Such claims used to be frequently dismissed as nothing more than lurid conspiracy theories.
But after all the revelations about Cyril Smith and Jimmy Savile that kind of arrogance is no longer tenable.
A significant new development has further exposed the foul malignancy within the political system.
This week Richard Kerr, a child abuse survivor from Northern Ireland, recounted how he was not only brutally exploited by paedophiles in the notorious care home of Kincora in Belfast but was also trafficked to London, where he was assaulted at the Elm Guest House in south-west London and at a flat in Dolphin Square, the apartment complex near Parliament.
These locations in the capital have heavily featured in allegations about a paedophile network within the elite.
Cyril Smith reportedly was a visitor to the Elm Guest House.
What is so important about Richard Kerr’s testimony this week is that he provides confirmation of the link between the sinister Kincora home and the bases of organised paedophilia in London.
It is clear that the strings of this influential web of depravity extended right across our country.
So far Home Secretary Theresa May has refused to take this step, arguing that allegations of past abuse in Belfast are a devolved matter for the Northern Irish Government.
This is unconvincing, first because the worst of Kincora’s horrors occurred during the Troubles when London was directly responsible for the governance of Northern Ireland.
Second because the home was integral to the operations of the political elite’s national paedophile ring.
Kincora is no minor, peripheral Ulster problem. It is a key element of the abuse saga.
Founded in 1958 as a home for troubled teenage boys the place was turned into an arena of exploitation by its warden William McGrath, a fanatical Orangeman and pederast who eventually was jailed in 1980, along with two Kincora colleagues, for several counts of abuse after a newspaper exposé.

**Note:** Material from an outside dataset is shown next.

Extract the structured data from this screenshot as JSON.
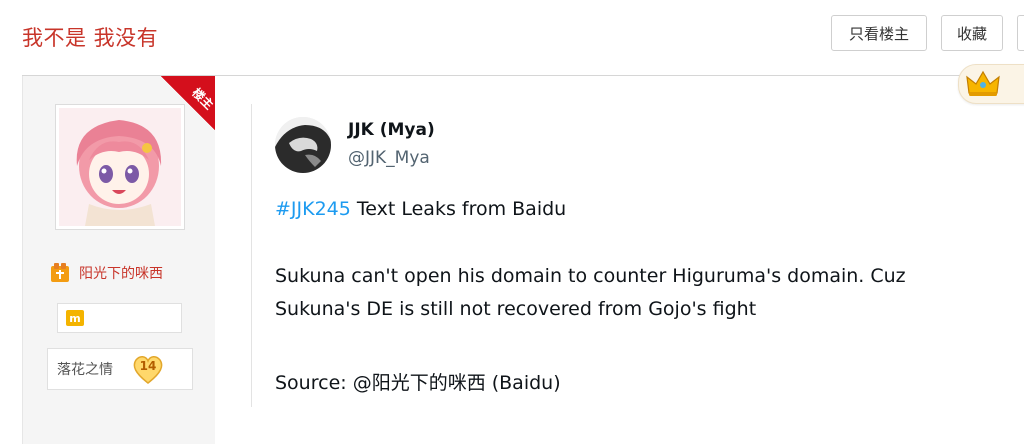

Yet the authorities had known about the nature of his sick regime for years before this.
The reason he had been able to get away with his crimes for so long was because of his connections to the establishment, especially military intelligence, the civil service and Westminster.

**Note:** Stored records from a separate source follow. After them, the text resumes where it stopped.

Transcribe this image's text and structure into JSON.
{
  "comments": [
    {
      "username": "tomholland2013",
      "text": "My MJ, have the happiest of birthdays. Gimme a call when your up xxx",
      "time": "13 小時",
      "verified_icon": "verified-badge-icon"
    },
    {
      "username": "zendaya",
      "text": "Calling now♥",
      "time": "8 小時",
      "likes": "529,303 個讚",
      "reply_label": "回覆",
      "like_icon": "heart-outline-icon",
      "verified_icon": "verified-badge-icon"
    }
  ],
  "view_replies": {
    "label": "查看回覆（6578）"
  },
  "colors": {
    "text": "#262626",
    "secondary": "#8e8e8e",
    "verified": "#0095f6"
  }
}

In fact it is said that within the establishment paedophile ring Kincora came to be regarded as a kind of weekend retreat.

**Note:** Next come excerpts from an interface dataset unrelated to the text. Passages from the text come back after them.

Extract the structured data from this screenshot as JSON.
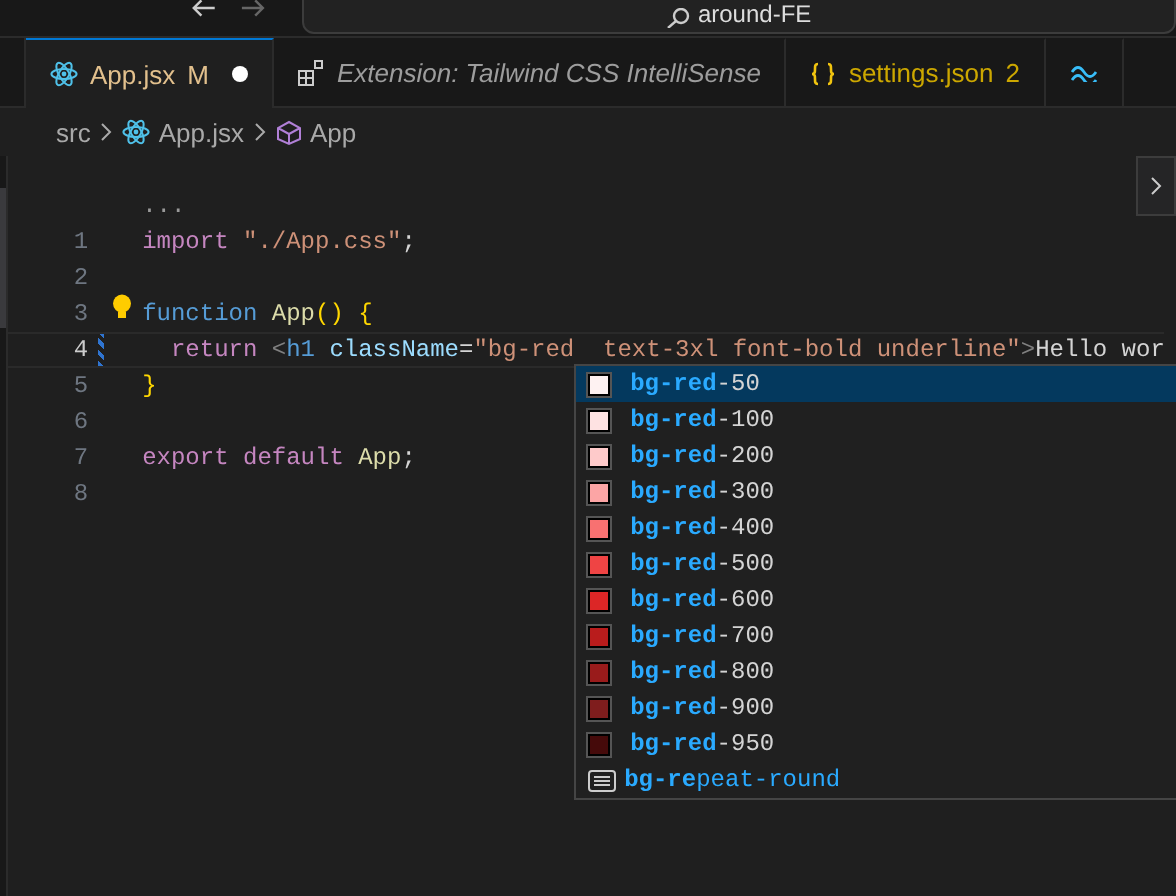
{
  "title_bar": {
    "search": "around-FE"
  },
  "tabs": [
    {
      "label": "App.jsx",
      "badge": "M",
      "kind": "react",
      "selected": true,
      "modified": true,
      "preview": false
    },
    {
      "label": "Extension: Tailwind CSS IntelliSense",
      "kind": "extension",
      "selected": false,
      "modified": false,
      "preview": true
    },
    {
      "label": "settings.json",
      "badge": "2",
      "kind": "json",
      "selected": false,
      "modified": false,
      "preview": false
    },
    {
      "kind": "tailwind",
      "selected": false,
      "modified": false,
      "preview": false
    }
  ],
  "breadcrumb": [
    {
      "label": "src",
      "kind": "folder"
    },
    {
      "label": "App.jsx",
      "kind": "react"
    },
    {
      "label": "App",
      "kind": "component"
    }
  ],
  "codelens": "...",
  "lines": [
    {
      "number": "1",
      "active": false,
      "tokens": [
        {
          "t": "import ",
          "kind": "kw"
        },
        {
          "t": "\"./App.css\"",
          "kind": "str"
        },
        {
          "t": ";",
          "kind": "plain"
        }
      ]
    },
    {
      "number": "2",
      "active": false
    },
    {
      "number": "3",
      "active": false,
      "tokens": [
        {
          "t": "function ",
          "kind": "decl"
        },
        {
          "t": "App",
          "kind": "fn"
        },
        {
          "t": "() {",
          "kind": "brace"
        }
      ]
    },
    {
      "number": "4",
      "active": true,
      "tokens": [
        {
          "t": "return ",
          "kind": "kw"
        },
        {
          "t": "<",
          "kind": "punct"
        },
        {
          "t": "h1",
          "kind": "tag"
        },
        {
          "t": " className",
          "kind": "attr"
        },
        {
          "t": "=",
          "kind": "plain"
        },
        {
          "t": "\"bg-red  text-3xl font-bold underline\"",
          "kind": "str"
        },
        {
          "t": ">",
          "kind": "punct"
        },
        {
          "t": "Hello wor",
          "kind": "plain"
        }
      ]
    },
    {
      "number": "5",
      "active": false,
      "tokens": [
        {
          "t": "}",
          "kind": "brace"
        }
      ]
    },
    {
      "number": "6",
      "active": false
    },
    {
      "number": "7",
      "active": false,
      "tokens": [
        {
          "t": "export default ",
          "kind": "kw"
        },
        {
          "t": "App",
          "kind": "fn"
        },
        {
          "t": ";",
          "kind": "plain"
        }
      ]
    },
    {
      "number": "8",
      "active": false
    }
  ],
  "suggestions": [
    {
      "match": "bg-red",
      "rest": "-50",
      "kind": "color",
      "color": "#fef2f2",
      "selected": true
    },
    {
      "match": "bg-red",
      "rest": "-100",
      "kind": "color",
      "color": "#fee2e2",
      "selected": false
    },
    {
      "match": "bg-red",
      "rest": "-200",
      "kind": "color",
      "color": "#fecaca",
      "selected": false
    },
    {
      "match": "bg-red",
      "rest": "-300",
      "kind": "color",
      "color": "#fca5a5",
      "selected": false
    },
    {
      "match": "bg-red",
      "rest": "-400",
      "kind": "color",
      "color": "#f87171",
      "selected": false
    },
    {
      "match": "bg-red",
      "rest": "-500",
      "kind": "color",
      "color": "#ef4444",
      "selected": false
    },
    {
      "match": "bg-red",
      "rest": "-600",
      "kind": "color",
      "color": "#dc2626",
      "selected": false
    },
    {
      "match": "bg-red",
      "rest": "-700",
      "kind": "color",
      "color": "#b91c1c",
      "selected": false
    },
    {
      "match": "bg-red",
      "rest": "-800",
      "kind": "color",
      "color": "#991b1b",
      "selected": false
    },
    {
      "match": "bg-red",
      "rest": "-900",
      "kind": "color",
      "color": "#7f1d1d",
      "selected": false
    },
    {
      "match": "bg-red",
      "rest": "-950",
      "kind": "color",
      "color": "#450a0a",
      "selected": false
    },
    {
      "match": "bg-re",
      "rest": "peat-round",
      "kind": "text",
      "selected": false
    }
  ]
}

According to one source, Sir Maurice Oldfield, the former head of MI6, was an occasional visitor, as were several senior MPs.
Part of McGrath’s immunity lay in his closeness to top Unionist politician Sir Robin Knox Cunningham, who was also a pederast and once served as parliamentary private secretary to Harold Macmillan.
While at Cambridge, Knox Cunningham had become friends with Anthony Blunt, later the infamous Soviet spy and another alleged abuser of Kincora boys.
It has been claimed that Blunt used his knowledge of Kincora’s other clients to protect himself from prosecution when he had been uncovered as a spy.
The establishment paedophiles do not seem to have confined their abuse in Ulster just to Kincora’s premises.
I was telephoned recently by a respected BBC journalist who told me that he had uncovered serious allegations that boys from care homes in Belfast and Dublin had been trafficked for rape-fuelled sessions in stately homes in the west of the province.
The violent chaos in Ulster at the time provided the perfect cover to protect abusers and silence witnesses.
In a world dominated by fear the usual checks on the misuse of power disappeared. Investigations could easily be shut down in the name of security.
Former army intelligence officer Brian Gemmell said yesterday that in 1975 MI5 told him aggressively to stop looking into claims of abuse at Kincora despite the powerful evidence he had collected.
Another former officer Colin Wallace said in 1973 that he had received intelligence about abuse but his superiors had refused to act on the information.
The Troubles had also created a society where death was woven into its fabric, thereby giving further protection to those with something to hide.
Many of those close to warden William McGrath came to sudden ends in the early-1980s.
Josh Cardwell, a Belfast Unionist councillor in charge of children’s homes and a suspected paedophile, was found dead in his garage from carbon monoxide poisoning in March 1982.
Even more chillingly John McKeague, a pederast and extreme loyalist paramilitary leader, was gunned down in 1982 soon after he had reportedly told police that he was prepared to give the names of the other men involved in the Kincora paedophile ring.
His killers were reported to be dissident republicans, though it has been claimed that they had links to British intelligence.
This murky world needs a full, public enquiry with the power to demand testimony and documents from the security forces.
The limited investigation into Kincora, currently under way in mid-Ulster, does not go nearly far enough.
A national approach is the least that survivors such as Richard Kerr deserve.